### What you need to do:
If a record holds a picture, leave the picture out and repeat everything else exactly.

Start of Material to process

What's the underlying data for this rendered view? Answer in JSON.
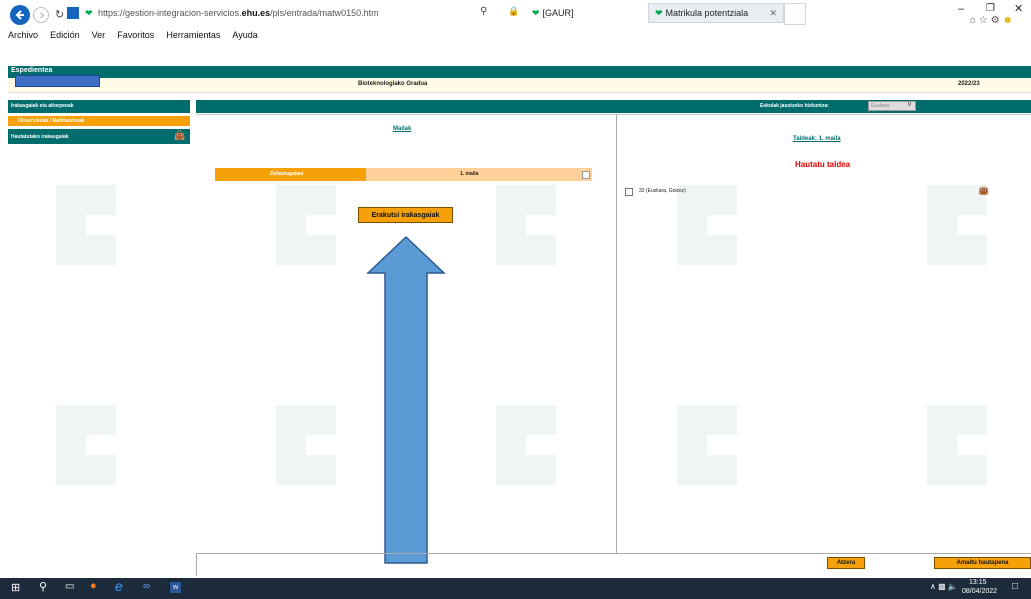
{
  "browser": {
    "url_prefix": "https://gestion-integracion-servicios.",
    "url_domain": "ehu.es",
    "url_path": "/pls/entrada/matw0150.htm",
    "tabs": [
      {
        "label": "[GAUR]"
      },
      {
        "label": "Matrikula potentziala"
      }
    ],
    "menu": [
      "Archivo",
      "Edición",
      "Ver",
      "Favoritos",
      "Herramientas",
      "Ayuda"
    ]
  },
  "header": {
    "section_title": "Espedientea",
    "degree": "Bioteknologiako Gradua",
    "year": "2022/23"
  },
  "sidebar": {
    "items": [
      {
        "label": "Irakasgaiak eta aitorpenak"
      },
      {
        "label": "Oinarrizkoak / Nahitaezkoak"
      },
      {
        "label": "Hautatutako irakasgaiak"
      }
    ]
  },
  "lang_bar": {
    "label": "Eskolak jasotzeko hizkuntza:",
    "selected": "Euskara"
  },
  "left_panel": {
    "title": "Mailak",
    "row": {
      "col1": "Zehaztugabea",
      "col2": "1. maila"
    },
    "show_button": "Erakutsi irakasgaiak"
  },
  "right_panel": {
    "title": "Taldeak: 1. maila",
    "prompt": "Hautatu taldea",
    "group_label": "32 (Euskara, Goizez)"
  },
  "footer": {
    "back_button": "Atzera",
    "finish_button": "Amaitu hautapena"
  },
  "taskbar": {
    "time": "13:15",
    "date": "08/04/2022"
  },
  "colors": {
    "teal": "#006c6c",
    "orange": "#f7a10a",
    "peach": "#ffd09a",
    "arrow": "#5b9bd5",
    "red": "#e00000"
  }
}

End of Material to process

### Solution for this exercise:
What's the underlying data for this rendered view? Answer in JSON.
{
  "browser": {
    "url_prefix": "https://gestion-integracion-servicios.",
    "url_domain": "ehu.es",
    "url_path": "/pls/entrada/matw0150.htm",
    "tabs": [
      {
        "label": "[GAUR]"
      },
      {
        "label": "Matrikula potentziala"
      }
    ],
    "menu": [
      "Archivo",
      "Edición",
      "Ver",
      "Favoritos",
      "Herramientas",
      "Ayuda"
    ]
  },
  "header": {
    "section_title": "Espedientea",
    "degree": "Bioteknologiako Gradua",
    "year": "2022/23"
  },
  "sidebar": {
    "items": [
      {
        "label": "Irakasgaiak eta aitorpenak"
      },
      {
        "label": "Oinarrizkoak / Nahitaezkoak"
      },
      {
        "label": "Hautatutako irakasgaiak"
      }
    ]
  },
  "lang_bar": {
    "label": "Eskolak jasotzeko hizkuntza:",
    "selected": "Euskara"
  },
  "left_panel": {
    "title": "Mailak",
    "row": {
      "col1": "Zehaztugabea",
      "col2": "1. maila"
    },
    "show_button": "Erakutsi irakasgaiak"
  },
  "right_panel": {
    "title": "Taldeak: 1. maila",
    "prompt": "Hautatu taldea",
    "group_label": "32 (Euskara, Goizez)"
  },
  "footer": {
    "back_button": "Atzera",
    "finish_button": "Amaitu hautapena"
  },
  "taskbar": {
    "time": "13:15",
    "date": "08/04/2022"
  },
  "colors": {
    "teal": "#006c6c",
    "orange": "#f7a10a",
    "peach": "#ffd09a",
    "arrow": "#5b9bd5",
    "red": "#e00000"
  }
}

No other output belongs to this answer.